Passive Aggressive: Is There Ever a Time for It?|
As children, many of us learn about the dangers of gossip. “If you don’t have something to nice, don’t say anything at all”-or so we learn during our more Bambi-prone years. In the professional world, though, dynamics can be just a little bit different. For starters, professional relationships aren’t required to be 100% pleasant or personal in order to be very successful relationships. Hypothetically, two people can be perfectly ambivalent towards one another on a personal level and add more value to their firm together than they ever could separately. But there are still instances where the lessons we learned as children are important to our professional relationships.
Knowing when to confront a colleague and when to work it out on your own
It can seem like it’s easier, when you’re in a situation where someone in your professional life doesn’t seem personally compatible with you, to take a minute, complain about that colleague to someone else, and to avoid confronting the colleague about whatever issue is at hand. Many of the issues you might have with colleagues end up being momentary, fleeting, and not worth the confrontation.
But is this process-what feels like “working it out” with a third party-an acceptable way to confront the momentary frustrations of a professional relationship? It’s hard to understand the exact reason why it seems so much harder to choose confrontation instead of avoidance.
Should women be aggressively confrontational in the workplace? Or Passive Aggressive?
Feedback sucks. Giving feedback is not easy. And being on the receiving end of a feedback session can be even worse than being the one who delivers the feedback. The term “feedback” can represent a few things in this case, two of which bring up some of the same problems:
Feedback (to me) encompasses both 1) classes of things that one needs to improve on and 2) classes of issues with workplace interpersonal relationships. For example, telling someone that they need to be more detail-focused while working on their Excel modeling is a different type of feedback than telling someone that your feelings are hurt because of their behavior. Both types of feedback require confrontational conversations, and they both require a high degree of articulate speech, often including logic, concrete examples, and suggestions for improvement.

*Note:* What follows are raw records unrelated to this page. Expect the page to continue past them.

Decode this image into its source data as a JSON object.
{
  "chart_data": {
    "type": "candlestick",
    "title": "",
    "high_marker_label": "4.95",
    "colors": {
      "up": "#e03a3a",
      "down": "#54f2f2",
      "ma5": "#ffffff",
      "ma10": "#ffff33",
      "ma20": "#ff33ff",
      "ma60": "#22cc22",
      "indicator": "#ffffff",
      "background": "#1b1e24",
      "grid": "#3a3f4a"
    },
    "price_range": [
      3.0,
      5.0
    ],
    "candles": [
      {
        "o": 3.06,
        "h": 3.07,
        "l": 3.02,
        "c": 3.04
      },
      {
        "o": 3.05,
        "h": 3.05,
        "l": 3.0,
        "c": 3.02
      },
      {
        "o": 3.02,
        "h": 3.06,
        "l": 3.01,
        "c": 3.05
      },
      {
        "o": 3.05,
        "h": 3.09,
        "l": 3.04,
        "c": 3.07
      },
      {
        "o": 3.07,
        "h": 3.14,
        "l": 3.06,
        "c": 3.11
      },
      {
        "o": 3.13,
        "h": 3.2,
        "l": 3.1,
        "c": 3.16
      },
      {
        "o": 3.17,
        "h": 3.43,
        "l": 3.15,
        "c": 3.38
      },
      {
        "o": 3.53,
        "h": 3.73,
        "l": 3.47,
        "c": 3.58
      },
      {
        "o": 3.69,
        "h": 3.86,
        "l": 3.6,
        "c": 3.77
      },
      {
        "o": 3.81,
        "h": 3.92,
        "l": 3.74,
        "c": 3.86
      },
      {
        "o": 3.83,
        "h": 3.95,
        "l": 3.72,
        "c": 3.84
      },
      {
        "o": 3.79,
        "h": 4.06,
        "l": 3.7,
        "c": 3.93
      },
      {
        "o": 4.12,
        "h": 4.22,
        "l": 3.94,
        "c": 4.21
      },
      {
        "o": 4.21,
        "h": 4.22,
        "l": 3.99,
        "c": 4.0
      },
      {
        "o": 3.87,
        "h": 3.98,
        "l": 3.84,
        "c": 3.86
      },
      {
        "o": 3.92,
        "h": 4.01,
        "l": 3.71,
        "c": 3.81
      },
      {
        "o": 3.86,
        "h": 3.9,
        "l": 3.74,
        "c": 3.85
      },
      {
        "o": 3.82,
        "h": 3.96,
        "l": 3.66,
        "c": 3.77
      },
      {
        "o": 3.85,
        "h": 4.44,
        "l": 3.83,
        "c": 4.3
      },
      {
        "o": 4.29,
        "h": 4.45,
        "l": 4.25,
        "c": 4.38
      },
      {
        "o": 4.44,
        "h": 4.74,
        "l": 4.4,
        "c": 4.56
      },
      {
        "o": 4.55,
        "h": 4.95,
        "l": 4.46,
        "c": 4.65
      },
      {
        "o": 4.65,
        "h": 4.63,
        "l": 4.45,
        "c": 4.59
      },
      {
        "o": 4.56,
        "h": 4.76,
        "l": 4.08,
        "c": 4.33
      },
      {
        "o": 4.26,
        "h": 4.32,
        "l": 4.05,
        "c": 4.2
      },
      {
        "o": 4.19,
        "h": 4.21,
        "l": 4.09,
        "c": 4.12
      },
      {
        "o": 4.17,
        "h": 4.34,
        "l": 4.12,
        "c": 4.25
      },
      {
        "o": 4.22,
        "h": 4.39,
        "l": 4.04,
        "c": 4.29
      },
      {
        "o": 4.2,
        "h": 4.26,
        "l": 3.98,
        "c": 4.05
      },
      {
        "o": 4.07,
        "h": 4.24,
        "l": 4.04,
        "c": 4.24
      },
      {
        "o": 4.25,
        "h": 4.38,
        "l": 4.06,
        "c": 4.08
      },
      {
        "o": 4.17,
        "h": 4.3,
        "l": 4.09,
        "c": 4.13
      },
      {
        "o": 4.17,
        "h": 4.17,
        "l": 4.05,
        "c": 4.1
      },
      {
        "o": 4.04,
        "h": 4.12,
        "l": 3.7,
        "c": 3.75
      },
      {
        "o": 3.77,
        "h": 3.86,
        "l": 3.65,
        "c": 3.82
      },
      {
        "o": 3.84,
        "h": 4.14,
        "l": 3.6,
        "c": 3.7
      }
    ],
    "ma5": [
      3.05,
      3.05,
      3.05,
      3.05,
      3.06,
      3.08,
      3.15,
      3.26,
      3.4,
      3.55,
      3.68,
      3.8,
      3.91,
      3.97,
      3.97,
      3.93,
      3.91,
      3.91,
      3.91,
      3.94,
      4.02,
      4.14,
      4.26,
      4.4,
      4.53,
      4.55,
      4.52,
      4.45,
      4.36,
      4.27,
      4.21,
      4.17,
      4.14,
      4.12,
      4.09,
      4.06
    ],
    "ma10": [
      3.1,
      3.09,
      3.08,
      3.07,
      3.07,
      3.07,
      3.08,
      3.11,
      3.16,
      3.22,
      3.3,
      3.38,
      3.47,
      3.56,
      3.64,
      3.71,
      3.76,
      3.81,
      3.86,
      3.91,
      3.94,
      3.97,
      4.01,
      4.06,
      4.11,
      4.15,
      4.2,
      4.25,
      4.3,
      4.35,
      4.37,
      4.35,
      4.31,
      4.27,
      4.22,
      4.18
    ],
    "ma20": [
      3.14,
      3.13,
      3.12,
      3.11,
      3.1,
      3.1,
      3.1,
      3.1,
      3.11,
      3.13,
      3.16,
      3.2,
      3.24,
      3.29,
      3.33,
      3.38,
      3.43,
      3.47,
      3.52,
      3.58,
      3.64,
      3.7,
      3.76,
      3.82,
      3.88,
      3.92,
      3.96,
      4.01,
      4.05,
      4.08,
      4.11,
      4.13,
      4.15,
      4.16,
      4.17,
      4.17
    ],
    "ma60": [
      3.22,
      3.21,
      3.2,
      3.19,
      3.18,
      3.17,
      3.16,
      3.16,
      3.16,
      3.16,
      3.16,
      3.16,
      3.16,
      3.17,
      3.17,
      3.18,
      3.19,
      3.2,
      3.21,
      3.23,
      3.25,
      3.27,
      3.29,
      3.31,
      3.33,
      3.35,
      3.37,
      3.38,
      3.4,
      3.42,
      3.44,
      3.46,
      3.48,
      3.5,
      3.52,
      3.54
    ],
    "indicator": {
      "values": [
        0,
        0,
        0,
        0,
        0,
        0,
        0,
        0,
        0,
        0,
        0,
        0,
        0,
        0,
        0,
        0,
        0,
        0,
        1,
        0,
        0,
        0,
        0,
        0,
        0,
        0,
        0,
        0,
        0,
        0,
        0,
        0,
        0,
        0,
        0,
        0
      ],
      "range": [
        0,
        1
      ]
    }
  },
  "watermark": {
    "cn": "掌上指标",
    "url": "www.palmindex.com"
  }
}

So should women be more confrontational in the workplace? The answer isn’t clear. Confrontational conversations are really hard, and can feel unnatural-especially if either conversationalist is someone who hasn’t had much experience with teamwork and communal success. We often suffer from our desires to be liked, and to keep the peace– and we haven’t been taught or expected to be able to exhibit constructive aggression. So we avoid tough situations. I’m not saying this is an excuse for why women conspire, collude, exclude, manipulate and cuttingly use their words. But it does make it easier to understand why we might tend to complain about what someone is doing wrong, rather than bring that thing up to them and discussing it.
In professional situations, trying to vent-or trying to “work through” communications issues-isn’t necessarily a bad thing. But what can be negative is if you end up venting to a fellow coworker, or put yourself in a situation where word of your malcontent will end up reaching back to the object of the issue. This type of decision-making can easily turn into a game of “Telephone,” – meaning that your words will be twisted, and you could end up creating a much worse situation than you might have intended. And there’s some evidence that women struggle with this more than men tend to. According to a 2011 International Association for Conflict Management study, men tend to use conflict avoidance in order to choose their battles, whereas women appear to use conflict avoidance as a way to hide their feelings and thus cope with their anxiety about conflict.
For whatever reason, it can often feel as if there’s no greater punishment for a young woman than to feel left out of– or to be the brunt of– stinging gossip. There is likely not one woman among us who hasn’t, at some point, been excluded from the “in” group or hurt by vicious. But that topic can be left for another day.
Say it to your colleague’s face?
Avoiding conflict doesn’t make us bullies. Having confrontational conversations can be very difficult to pull off successfully. Sometimes, we try to work interpersonal issues out “backstage”-confiding in those around us to vent anger or work through confusing situations-and circumvent that conflict because we don’t want to hurt a colleague’s feelings or create problems where there previously weren’t any.
I personally don’t like giving feedback because I fear that if I do, I’ll have opened a can of worms and given the other person cause to lash out at me with all the feedback that I fear receiving. Although I know that that’s an unreasonable fear, it still holds me back from giving direct feedback as often as should. I fear backlash, and I fear bruising egos and feelings of people who I value highly. But the damage that can occur from misdirected aggression can be far more hurtful than a direct confrontation could ever be. In the professional realm the following rule is best followed: If you don’t have something nice to say, say it off-campus to a personal friend outside of your industry. Otherwise, just say it to your colleague’s face.